Below are some entries; write out each one of them exactly.

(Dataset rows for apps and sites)
....
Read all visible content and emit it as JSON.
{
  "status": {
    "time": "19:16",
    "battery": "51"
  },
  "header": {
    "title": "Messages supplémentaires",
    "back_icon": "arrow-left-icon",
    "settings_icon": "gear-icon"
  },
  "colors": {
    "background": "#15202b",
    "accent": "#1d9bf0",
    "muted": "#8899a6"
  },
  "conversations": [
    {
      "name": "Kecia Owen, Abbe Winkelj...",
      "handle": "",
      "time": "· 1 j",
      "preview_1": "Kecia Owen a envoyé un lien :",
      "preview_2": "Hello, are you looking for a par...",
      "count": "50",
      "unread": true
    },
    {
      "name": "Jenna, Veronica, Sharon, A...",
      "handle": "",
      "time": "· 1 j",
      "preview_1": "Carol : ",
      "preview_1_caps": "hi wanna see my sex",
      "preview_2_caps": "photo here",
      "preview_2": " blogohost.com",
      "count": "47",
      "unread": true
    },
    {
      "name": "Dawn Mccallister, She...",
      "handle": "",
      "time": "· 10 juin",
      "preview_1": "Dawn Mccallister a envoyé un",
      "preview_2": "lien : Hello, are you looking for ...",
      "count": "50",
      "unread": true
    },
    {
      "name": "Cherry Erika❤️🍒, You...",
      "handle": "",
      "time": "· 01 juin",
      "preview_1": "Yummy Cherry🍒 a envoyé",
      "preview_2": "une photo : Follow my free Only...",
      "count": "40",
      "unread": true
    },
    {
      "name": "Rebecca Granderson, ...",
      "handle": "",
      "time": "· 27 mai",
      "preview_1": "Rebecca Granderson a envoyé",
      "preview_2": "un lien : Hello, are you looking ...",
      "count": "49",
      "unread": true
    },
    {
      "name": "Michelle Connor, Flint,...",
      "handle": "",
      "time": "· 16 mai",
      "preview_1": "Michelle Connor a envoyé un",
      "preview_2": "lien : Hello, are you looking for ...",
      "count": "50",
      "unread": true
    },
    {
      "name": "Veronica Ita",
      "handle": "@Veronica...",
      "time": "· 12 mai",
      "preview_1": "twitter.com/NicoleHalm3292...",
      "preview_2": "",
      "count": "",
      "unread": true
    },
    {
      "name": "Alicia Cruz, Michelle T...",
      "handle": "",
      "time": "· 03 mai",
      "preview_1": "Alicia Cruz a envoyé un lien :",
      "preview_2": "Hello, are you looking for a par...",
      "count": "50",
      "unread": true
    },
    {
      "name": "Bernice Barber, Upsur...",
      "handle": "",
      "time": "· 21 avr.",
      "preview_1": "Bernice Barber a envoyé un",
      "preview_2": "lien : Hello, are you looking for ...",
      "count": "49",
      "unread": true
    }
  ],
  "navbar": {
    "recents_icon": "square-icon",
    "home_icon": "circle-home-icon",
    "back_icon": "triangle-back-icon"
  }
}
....
Reply to the task
Read all visible content and emit it as JSON.
{
  "status": {
    "time": "19:16",
    "battery": "51"
  },
  "header": {
    "title": "Messages supplémentaires",
    "back_icon": "arrow-left-icon",
    "settings_icon": "gear-icon"
  },
  "colors": {
    "background": "#15202b",
    "accent": "#1d9bf0",
    "muted": "#8899a6"
  },
  "conversations": [
    {
      "name": "Kecia Owen, Abbe Winkelj...",
      "handle": "",
      "time": "· 1 j",
      "preview_1": "Kecia Owen a envoyé un lien :",
      "preview_2": "Hello, are you looking for a par...",
      "count": "50",
      "unread": true
    },
    {
      "name": "Jenna, Veronica, Sharon, A...",
      "handle": "",
      "time": "· 1 j",
      "preview_1": "Carol : ",
      "preview_1_caps": "hi wanna see my sex",
      "preview_2_caps": "photo here",
      "preview_2": " blogohost.com",
      "count": "47",
      "unread": true
    },
    {
      "name": "Dawn Mccallister, She...",
      "handle": "",
      "time": "· 10 juin",
      "preview_1": "Dawn Mccallister a envoyé un",
      "preview_2": "lien : Hello, are you looking for ...",
      "count": "50",
      "unread": true
    },
    {
      "name": "Cherry Erika❤️🍒, You...",
      "handle": "",
      "time": "· 01 juin",
      "preview_1": "Yummy Cherry🍒 a envoyé",
      "preview_2": "une photo : Follow my free Only...",
      "count": "40",
      "unread": true
    },
    {
      "name": "Rebecca Granderson, ...",
      "handle": "",
      "time": "· 27 mai",
      "preview_1": "Rebecca Granderson a envoyé",
      "preview_2": "un lien : Hello, are you looking ...",
      "count": "49",
      "unread": true
    },
    {
      "name": "Michelle Connor, Flint,...",
      "handle": "",
      "time": "· 16 mai",
      "preview_1": "Michelle Connor a envoyé un",
      "preview_2": "lien : Hello, are you looking for ...",
      "count": "50",
      "unread": true
    },
    {
      "name": "Veronica Ita",
      "handle": "@Veronica...",
      "time": "· 12 mai",
      "preview_1": "twitter.com/NicoleHalm3292...",
      "preview_2": "",
      "count": "",
      "unread": true
    },
    {
      "name": "Alicia Cruz, Michelle T...",
      "handle": "",
      "time": "· 03 mai",
      "preview_1": "Alicia Cruz a envoyé un lien :",
      "preview_2": "Hello, are you looking for a par...",
      "count": "50",
      "unread": true
    },
    {
      "name": "Bernice Barber, Upsur...",
      "handle": "",
      "time": "· 21 avr.",
      "preview_1": "Bernice Barber a envoyé un",
      "preview_2": "lien : Hello, are you looking for ...",
      "count": "49",
      "unread": true
    }
  ],
  "navbar": {
    "recents_icon": "square-icon",
    "home_icon": "circle-home-icon",
    "back_icon": "triangle-back-icon"
  }
}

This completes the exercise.